Although the costs of subscribing to journals may decrease for libraries, these costs are now the responsibility of the authors or their departments. For those without external funding for their publications, these costs are often prohibitive. If open access is to continue, universities and other organizations must re-organize the ways in which the costs of publications are covered. The proliferation of “predatory” open access publishing is also a major concern, and many potential authors and editorial board members are naïve to these problems, which must be addressed to make open access successful.
Q. Researchers need to demonstrate their research impact, and they are increasingly under pressure to publish articles in journals with high Impact Factors. How important is a journal’s Impact Factor to you, and do you see any developments in your community regarding other research quality measurements?
A. The Impact Factor is important, but it is not the only consideration. There is a need for other metrics, but I have no experience with them.
Q. As online publishing techniques develop, the traditional format of the online scientific article will change. At Elsevier, we are experimenting with new online content features and functionality. Which improvements/changes would you, as an editor, find most important?
A. As an author, investigator and faculty member, it is very difficult to keep abreast of the many changes in the fields in which I have an interest. Features that promote my ability to rapidly identify the most significant developments and assist me to synthesize and integrate research findings would be most helpful.
Q. Do you use social media or online professional networking in your role as an editor or researcher? Has it helped you and, if so, how?

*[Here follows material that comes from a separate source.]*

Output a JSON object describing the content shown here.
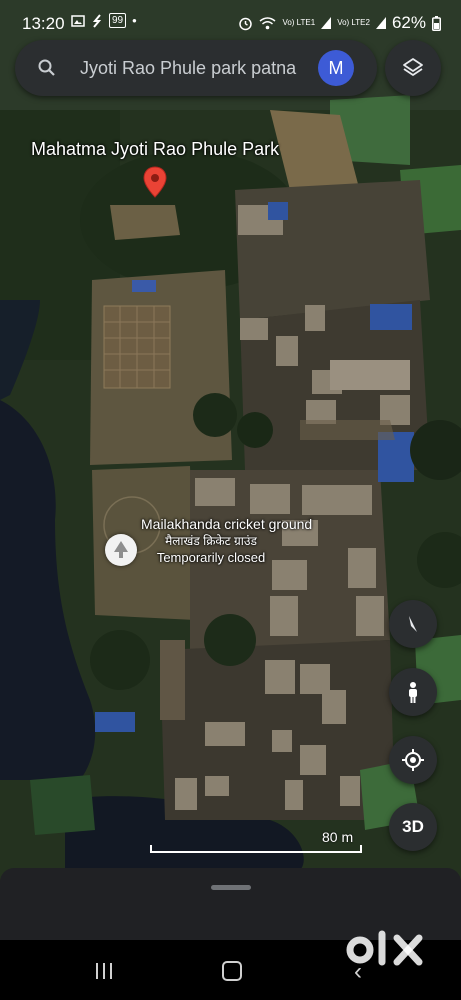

A. I have used social medical and online professional networking to recruit participants to a survey. These methods were very helpful in helping to acquire a large sample of respondents. Although I know that many editors use these tools in their editing roles, this is very time consuming, and I have not used them in my editing work – a “part time” position. It might be helpful to have assistance with these functions in order to promote the journal, in addition to the more traditional components of my role.

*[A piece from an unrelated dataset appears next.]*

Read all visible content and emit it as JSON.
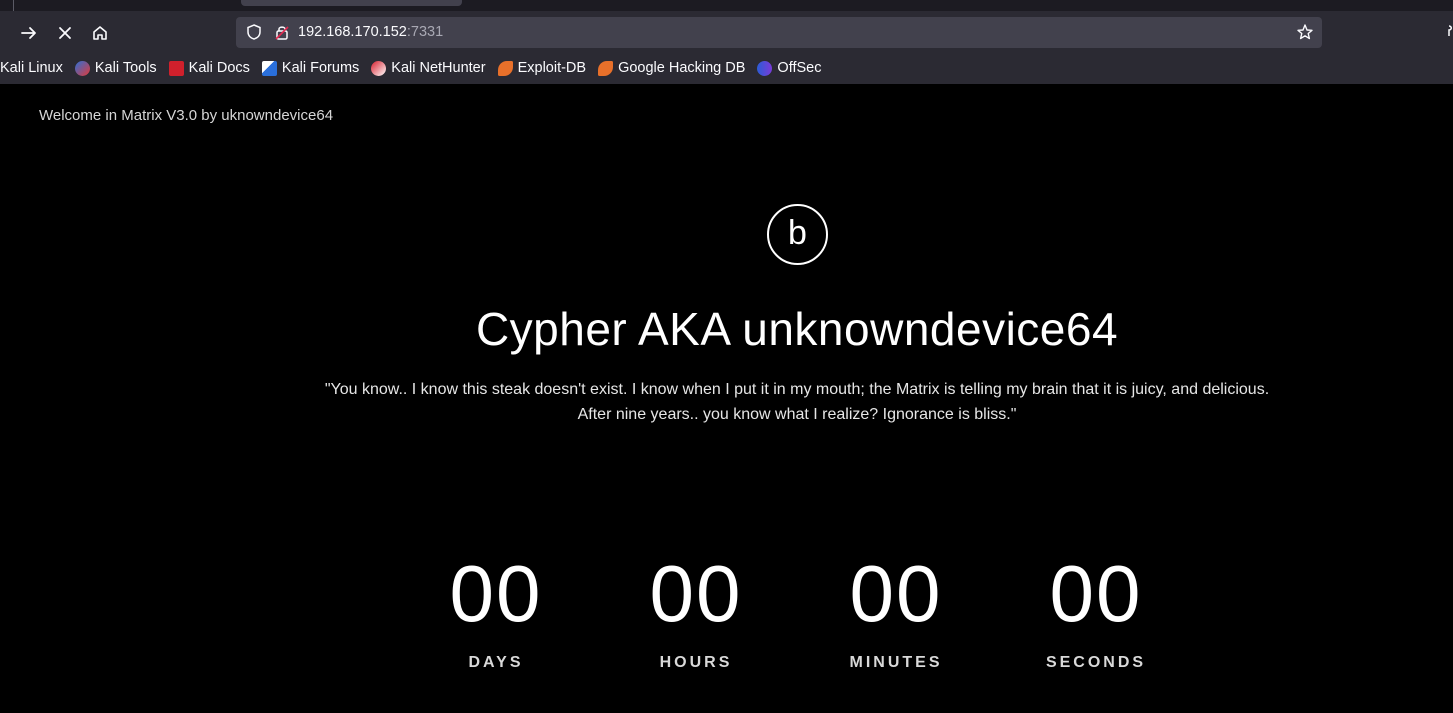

Q. How do you see your journal developing over the next 10 years? Do you see major shifts in the use of journals in the future?
A. Our journal is becoming increasingly interdisciplinary, a trend that is consistent with trends in health professional education and “team” science. I hope that this continues in the future. Our journal and others are now mostly read online. I expect that in the future the paper format will no longer exist.
Q. Do you have any tips or tricks to share with your fellow editors about being a journal editor?
- Identify and select the best quality reviewers possible and rely heavily on their expertise.
- See the unpolished pearls. Work closely with authors who have good ideas that may not be well-developed and help them refine their prose.
- Look for new trends in the field and solicit papers that stimulate ideas about these trends.